Adventures in Cataloging: The Vital Importance of Good Copy
6. Copywriters also need good organizational skills. Catalog copywriting involves coping with a vast array of details. A copywriter who can’t keep track of things is a headache you don’t need.
“I see a big black blob above and a small white blob below.”
Cataloger: “We have a new clock. We need you to write the copy.”
Copywriter: “When can I see a sample?”
Cataloger: “You can’t. It’s not built yet.”
Copywriter: “How about a color photo?”
Cataloger: “I don’t have one.”
Copywriter: “Do you have a manufacturer’s sheet?”
Copywriter: “Can you at least describe the product to me?”
Cataloger: “I haven’t actually seen it. All I have is a sketch. It’s on your fax machine now.”
Copywriter: “I’m looking at your fax now. All I see is a large black blob above, and a smaller white blob below.”
Cataloger: “Have the copy here tomorrow.”
A weak copywriter can’t produce good copy no matter how much information he or she has. But a good copywriter can produce a reasonably effective string of words from almost no information. Indeed, a strong copywriter working with good information can produce remarkable copy that will substantially boost your sales.
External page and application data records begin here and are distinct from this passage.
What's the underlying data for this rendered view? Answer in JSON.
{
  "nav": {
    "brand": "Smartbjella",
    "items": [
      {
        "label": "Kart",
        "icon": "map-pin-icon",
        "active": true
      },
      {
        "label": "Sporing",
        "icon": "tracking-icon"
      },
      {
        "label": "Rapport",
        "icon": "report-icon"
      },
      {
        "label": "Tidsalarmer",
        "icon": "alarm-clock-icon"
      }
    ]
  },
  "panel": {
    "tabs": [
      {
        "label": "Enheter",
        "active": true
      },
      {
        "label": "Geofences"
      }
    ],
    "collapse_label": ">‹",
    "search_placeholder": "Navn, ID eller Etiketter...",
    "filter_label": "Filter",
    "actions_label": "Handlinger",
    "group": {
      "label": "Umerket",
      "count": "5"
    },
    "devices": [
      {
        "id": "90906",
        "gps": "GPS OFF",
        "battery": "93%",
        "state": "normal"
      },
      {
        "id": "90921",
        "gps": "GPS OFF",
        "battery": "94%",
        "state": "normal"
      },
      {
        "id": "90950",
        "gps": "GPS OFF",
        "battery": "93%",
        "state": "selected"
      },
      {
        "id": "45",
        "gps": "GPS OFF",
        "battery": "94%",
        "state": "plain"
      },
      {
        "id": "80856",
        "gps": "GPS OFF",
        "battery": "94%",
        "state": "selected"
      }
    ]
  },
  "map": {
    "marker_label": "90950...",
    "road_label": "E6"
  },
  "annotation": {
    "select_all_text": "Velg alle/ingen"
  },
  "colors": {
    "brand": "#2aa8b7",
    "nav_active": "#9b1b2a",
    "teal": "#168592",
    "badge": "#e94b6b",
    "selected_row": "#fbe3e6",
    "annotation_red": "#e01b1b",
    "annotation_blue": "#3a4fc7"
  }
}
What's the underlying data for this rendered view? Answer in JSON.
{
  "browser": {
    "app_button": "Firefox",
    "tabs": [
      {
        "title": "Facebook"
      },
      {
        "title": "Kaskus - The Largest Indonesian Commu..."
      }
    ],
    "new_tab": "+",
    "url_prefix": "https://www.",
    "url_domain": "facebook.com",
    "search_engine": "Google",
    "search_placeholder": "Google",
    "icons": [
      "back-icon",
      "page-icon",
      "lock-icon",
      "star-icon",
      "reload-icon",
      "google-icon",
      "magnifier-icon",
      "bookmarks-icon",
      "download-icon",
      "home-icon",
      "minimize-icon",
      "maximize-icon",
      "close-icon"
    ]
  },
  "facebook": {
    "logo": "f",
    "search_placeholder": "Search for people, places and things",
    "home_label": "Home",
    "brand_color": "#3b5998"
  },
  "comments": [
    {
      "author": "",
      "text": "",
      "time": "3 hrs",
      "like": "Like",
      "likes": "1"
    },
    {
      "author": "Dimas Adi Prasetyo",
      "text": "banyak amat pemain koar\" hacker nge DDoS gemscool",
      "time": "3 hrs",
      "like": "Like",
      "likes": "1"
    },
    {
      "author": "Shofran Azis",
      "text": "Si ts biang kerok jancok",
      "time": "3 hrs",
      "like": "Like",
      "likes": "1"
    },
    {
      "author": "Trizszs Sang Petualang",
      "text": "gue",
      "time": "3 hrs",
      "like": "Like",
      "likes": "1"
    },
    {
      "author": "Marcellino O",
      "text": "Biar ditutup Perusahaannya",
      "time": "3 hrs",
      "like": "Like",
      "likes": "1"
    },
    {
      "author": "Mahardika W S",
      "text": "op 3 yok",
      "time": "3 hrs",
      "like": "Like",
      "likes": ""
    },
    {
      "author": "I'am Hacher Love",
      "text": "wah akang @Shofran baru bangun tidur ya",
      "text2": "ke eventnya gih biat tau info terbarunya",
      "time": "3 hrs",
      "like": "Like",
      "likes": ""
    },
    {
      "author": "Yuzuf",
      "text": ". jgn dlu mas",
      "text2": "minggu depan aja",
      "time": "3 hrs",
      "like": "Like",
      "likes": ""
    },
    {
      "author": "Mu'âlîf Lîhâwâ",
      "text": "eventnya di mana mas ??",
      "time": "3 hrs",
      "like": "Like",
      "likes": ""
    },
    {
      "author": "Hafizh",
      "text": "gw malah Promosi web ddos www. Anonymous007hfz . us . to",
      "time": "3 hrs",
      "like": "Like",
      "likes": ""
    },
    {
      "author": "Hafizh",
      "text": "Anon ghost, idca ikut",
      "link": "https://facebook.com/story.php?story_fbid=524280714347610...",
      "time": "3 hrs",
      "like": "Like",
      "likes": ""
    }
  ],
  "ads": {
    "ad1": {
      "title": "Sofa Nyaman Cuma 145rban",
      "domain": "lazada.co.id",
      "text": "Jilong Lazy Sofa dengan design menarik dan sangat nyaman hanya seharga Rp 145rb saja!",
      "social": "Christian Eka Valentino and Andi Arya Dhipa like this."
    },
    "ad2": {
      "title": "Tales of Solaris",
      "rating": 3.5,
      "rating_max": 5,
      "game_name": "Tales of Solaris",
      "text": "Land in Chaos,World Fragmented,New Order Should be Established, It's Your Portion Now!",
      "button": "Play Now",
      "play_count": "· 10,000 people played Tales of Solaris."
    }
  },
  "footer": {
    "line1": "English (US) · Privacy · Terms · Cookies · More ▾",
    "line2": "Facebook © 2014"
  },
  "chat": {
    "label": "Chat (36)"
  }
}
To achieve that result, consider giving your copywriter the following:
*a product information sheet for each product, filled in by you with basic information (e.g., price, SKU, dimensions, country of origin), plus key feature and benefit data about each product;
*any available manufacturer’s sheets; and
*a product sample; if that’s impossible or impractical, a good photo or several photos if you need to show various features of the product.
It’s important that the copywriter has access to an actual sample of the product. Your customers can’t actually touch, taste or smell the product from just looking at the photos. But a good copywriter can embed the sensory impressions directly into the copy in a way that makes readers want to buy.